424 Active and retired Bishops
If you do the math that means that 87,032 women are involved in the upper levels of organization in the Catholic Church as opposed to 69,886 men. What group in their right mind would want to jeopardize their relationship with 56% of their base?
And that doesn’t count all the women who do everything else….
150,000 Catholic school teachers teaching 2.7 million students
What do you want to bet the stats are on that – according to the US census bureau 71% of all teachers in the US are women (2004).
I have a feeling if the women in the Catholic Church actually returned to being “submissive partners” and cultivated their femininity which includes “waiting”, nothing would get done. Women are the backbone of the church and it bothers me that the Vatican is pulling them away from their rightful place as co-owners of the faith.
When you think about it, is it all that different than any other ultra conservative sect that keeps its women without power, education, and rights? And we know the Vatican is wrong…
Data shows that teaching abstinence doesn’t work
That empowering women – educating them and giving them control of their bodies – is the best thing a developing country can do to move forward. Impacting not only the lives of women, but men and children too.
We are stronger when we are equal – and if the Catholic Church wants to continue to have the support of women and their energy and enthusiasm present in religious life, they need to start listening to them or eventually they won’t have them.
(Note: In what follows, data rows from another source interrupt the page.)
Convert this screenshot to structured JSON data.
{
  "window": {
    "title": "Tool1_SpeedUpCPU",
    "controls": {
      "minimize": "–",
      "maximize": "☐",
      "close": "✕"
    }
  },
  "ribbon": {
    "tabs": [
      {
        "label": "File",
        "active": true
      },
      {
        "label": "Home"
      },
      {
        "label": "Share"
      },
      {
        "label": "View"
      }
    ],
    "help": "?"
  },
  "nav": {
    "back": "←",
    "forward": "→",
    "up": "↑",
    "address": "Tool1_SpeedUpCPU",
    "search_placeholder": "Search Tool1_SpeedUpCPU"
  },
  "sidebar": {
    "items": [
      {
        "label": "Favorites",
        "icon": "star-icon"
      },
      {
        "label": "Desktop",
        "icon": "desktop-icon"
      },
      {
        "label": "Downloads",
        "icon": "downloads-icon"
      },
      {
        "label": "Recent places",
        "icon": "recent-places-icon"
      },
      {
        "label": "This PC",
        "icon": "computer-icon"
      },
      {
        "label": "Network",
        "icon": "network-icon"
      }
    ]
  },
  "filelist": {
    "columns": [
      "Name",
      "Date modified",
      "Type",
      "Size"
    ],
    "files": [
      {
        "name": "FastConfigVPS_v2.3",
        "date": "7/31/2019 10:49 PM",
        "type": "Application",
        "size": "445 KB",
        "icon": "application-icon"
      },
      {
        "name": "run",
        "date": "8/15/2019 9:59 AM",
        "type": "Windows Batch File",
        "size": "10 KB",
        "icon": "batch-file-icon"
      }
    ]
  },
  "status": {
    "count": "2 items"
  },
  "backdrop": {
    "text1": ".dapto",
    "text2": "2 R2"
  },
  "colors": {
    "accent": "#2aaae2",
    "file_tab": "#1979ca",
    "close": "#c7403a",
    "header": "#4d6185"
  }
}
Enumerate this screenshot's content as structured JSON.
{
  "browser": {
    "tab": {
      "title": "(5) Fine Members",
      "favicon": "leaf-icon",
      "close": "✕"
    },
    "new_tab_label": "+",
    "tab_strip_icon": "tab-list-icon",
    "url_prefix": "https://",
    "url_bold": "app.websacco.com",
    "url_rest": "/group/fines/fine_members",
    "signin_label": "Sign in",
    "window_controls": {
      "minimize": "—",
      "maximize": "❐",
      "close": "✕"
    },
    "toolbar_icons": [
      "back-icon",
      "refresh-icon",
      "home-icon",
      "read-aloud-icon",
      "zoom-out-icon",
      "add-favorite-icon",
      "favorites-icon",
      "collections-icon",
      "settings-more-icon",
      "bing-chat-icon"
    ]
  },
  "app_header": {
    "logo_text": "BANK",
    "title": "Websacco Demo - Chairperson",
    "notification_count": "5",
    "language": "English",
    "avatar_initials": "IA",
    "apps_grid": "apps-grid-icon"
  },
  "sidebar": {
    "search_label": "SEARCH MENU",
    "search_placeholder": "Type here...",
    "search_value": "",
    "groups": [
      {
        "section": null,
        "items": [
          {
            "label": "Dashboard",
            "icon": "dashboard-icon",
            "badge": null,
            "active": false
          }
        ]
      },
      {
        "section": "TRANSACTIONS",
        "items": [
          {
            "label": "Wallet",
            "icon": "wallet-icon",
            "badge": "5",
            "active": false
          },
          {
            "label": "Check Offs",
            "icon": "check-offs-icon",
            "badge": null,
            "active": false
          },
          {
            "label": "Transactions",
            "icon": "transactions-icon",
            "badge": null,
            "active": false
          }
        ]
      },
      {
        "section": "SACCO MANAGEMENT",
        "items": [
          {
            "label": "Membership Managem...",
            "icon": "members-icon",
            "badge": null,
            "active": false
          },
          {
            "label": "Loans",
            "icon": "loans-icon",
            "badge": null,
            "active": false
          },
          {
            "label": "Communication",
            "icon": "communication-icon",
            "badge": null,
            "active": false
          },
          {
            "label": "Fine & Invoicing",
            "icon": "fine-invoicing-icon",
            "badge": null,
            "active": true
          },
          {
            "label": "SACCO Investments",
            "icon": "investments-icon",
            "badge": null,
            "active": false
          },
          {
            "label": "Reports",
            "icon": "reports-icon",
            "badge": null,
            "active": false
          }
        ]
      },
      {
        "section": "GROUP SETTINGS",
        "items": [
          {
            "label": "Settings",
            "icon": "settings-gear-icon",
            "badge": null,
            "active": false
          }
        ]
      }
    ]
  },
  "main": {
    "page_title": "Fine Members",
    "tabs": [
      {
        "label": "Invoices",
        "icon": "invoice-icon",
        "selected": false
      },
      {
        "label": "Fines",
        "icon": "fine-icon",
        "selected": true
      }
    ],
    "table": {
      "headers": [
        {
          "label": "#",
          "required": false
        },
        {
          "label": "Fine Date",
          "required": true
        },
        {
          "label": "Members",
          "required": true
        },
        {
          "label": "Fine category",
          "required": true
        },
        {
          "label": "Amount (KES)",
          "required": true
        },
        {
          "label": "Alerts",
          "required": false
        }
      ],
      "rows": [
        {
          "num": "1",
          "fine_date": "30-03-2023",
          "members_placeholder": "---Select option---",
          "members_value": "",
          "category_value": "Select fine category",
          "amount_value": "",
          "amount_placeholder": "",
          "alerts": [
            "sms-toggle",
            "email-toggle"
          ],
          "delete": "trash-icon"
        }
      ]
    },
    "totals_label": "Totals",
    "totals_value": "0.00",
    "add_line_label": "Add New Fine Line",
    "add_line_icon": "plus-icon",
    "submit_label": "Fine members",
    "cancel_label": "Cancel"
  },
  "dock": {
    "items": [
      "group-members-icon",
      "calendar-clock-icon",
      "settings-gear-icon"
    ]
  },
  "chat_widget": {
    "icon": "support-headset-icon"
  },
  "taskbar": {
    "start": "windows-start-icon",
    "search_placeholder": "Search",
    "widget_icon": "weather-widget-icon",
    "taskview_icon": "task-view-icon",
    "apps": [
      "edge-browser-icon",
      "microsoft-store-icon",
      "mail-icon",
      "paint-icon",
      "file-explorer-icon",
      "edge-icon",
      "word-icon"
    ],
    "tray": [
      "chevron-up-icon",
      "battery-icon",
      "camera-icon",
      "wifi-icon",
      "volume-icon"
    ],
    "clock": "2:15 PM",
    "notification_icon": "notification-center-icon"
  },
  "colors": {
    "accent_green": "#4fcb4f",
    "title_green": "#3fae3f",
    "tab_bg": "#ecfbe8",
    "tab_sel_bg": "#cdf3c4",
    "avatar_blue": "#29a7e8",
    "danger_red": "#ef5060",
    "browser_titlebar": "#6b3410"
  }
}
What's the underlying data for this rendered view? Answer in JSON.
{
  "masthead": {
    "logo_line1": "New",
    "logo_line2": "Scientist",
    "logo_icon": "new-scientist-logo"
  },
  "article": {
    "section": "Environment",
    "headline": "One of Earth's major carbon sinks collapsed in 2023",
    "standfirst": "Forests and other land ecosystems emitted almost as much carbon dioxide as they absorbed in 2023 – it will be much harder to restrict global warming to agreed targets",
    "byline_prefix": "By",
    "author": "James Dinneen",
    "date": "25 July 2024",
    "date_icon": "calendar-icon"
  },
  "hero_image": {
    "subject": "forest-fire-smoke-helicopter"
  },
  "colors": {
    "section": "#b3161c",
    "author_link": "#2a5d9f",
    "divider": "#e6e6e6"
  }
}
At this point I think we have to reverse the statement.
Ask not what you can do for your church, but what your church can do for you.
If there is a God I’m sure she isn’t amused.